Component data from apps and pages:
★ ★ ★ ★
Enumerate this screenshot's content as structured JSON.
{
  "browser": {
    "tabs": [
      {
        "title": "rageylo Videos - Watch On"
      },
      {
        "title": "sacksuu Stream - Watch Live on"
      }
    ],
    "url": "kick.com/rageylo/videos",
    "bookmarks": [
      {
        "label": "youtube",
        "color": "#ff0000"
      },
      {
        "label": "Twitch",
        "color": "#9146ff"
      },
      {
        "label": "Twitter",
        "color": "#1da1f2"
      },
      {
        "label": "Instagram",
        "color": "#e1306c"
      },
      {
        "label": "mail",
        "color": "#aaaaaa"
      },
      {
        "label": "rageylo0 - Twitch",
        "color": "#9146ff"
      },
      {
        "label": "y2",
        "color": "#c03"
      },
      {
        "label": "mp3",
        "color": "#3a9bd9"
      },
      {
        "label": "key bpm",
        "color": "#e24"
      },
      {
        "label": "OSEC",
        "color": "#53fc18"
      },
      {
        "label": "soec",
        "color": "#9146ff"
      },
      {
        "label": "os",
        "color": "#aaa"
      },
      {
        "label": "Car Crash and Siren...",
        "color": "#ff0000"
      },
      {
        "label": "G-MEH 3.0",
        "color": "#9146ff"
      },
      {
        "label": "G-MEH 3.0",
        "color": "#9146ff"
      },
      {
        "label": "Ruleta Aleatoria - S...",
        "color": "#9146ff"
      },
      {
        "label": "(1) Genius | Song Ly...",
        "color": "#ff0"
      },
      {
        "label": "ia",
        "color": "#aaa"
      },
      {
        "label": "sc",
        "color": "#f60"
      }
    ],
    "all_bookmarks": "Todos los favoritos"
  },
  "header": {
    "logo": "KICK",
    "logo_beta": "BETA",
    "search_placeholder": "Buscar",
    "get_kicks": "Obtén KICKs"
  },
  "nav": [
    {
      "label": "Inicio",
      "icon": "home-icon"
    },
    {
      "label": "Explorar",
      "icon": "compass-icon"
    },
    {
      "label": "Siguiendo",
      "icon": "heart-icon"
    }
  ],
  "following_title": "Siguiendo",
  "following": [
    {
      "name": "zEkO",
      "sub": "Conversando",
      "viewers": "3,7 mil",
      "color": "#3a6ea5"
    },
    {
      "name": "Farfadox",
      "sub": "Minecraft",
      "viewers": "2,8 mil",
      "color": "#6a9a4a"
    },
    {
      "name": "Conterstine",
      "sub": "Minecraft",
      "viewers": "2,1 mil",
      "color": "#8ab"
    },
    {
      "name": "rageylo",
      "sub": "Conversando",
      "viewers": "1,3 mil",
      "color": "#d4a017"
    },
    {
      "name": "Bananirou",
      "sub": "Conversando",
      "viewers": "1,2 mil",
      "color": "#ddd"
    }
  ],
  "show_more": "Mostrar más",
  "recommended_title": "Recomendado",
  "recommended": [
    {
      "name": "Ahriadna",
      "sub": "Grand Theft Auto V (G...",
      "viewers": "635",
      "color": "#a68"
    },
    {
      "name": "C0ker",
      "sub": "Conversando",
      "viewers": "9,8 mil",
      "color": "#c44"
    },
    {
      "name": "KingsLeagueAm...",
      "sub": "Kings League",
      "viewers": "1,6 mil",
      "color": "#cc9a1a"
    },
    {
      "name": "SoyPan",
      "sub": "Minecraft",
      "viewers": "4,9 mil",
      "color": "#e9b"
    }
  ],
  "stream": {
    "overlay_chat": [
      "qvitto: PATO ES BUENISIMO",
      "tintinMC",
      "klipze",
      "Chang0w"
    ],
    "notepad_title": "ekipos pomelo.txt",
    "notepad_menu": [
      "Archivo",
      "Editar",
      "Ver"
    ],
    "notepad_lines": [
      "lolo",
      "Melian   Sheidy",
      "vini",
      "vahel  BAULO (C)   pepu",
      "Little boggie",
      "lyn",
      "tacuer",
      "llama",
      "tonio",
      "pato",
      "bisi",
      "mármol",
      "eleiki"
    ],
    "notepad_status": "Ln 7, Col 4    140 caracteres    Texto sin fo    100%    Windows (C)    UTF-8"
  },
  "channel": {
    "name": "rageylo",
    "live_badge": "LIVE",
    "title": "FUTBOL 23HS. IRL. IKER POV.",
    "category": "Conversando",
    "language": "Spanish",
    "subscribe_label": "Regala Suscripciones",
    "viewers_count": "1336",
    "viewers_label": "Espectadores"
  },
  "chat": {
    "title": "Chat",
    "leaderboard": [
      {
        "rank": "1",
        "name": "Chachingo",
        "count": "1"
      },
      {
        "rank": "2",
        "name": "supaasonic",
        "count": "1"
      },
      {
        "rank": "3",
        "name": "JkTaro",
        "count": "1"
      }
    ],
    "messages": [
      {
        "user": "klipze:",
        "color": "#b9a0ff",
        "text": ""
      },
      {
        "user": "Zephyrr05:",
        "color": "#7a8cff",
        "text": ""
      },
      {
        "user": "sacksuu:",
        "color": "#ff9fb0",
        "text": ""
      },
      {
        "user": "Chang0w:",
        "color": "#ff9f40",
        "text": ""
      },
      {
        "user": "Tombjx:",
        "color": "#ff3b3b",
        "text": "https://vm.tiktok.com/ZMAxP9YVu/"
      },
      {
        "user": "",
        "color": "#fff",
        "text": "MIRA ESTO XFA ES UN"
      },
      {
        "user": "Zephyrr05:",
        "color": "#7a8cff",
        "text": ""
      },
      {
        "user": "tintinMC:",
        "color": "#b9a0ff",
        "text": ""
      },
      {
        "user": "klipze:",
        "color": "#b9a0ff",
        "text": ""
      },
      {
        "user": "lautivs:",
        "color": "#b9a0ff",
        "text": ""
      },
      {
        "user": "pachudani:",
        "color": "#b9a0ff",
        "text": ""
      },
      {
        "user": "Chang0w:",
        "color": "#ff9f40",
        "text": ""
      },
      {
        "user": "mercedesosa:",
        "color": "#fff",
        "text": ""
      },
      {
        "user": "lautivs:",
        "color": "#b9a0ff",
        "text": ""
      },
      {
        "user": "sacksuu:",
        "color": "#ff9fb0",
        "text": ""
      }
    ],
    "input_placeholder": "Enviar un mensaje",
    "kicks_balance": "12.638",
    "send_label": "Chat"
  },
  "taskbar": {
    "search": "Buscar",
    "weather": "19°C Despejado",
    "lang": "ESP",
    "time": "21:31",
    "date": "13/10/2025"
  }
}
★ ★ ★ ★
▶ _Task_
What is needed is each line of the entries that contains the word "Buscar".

▶ _Your response_
    "search_placeholder": "Buscar",
    "search": "Buscar",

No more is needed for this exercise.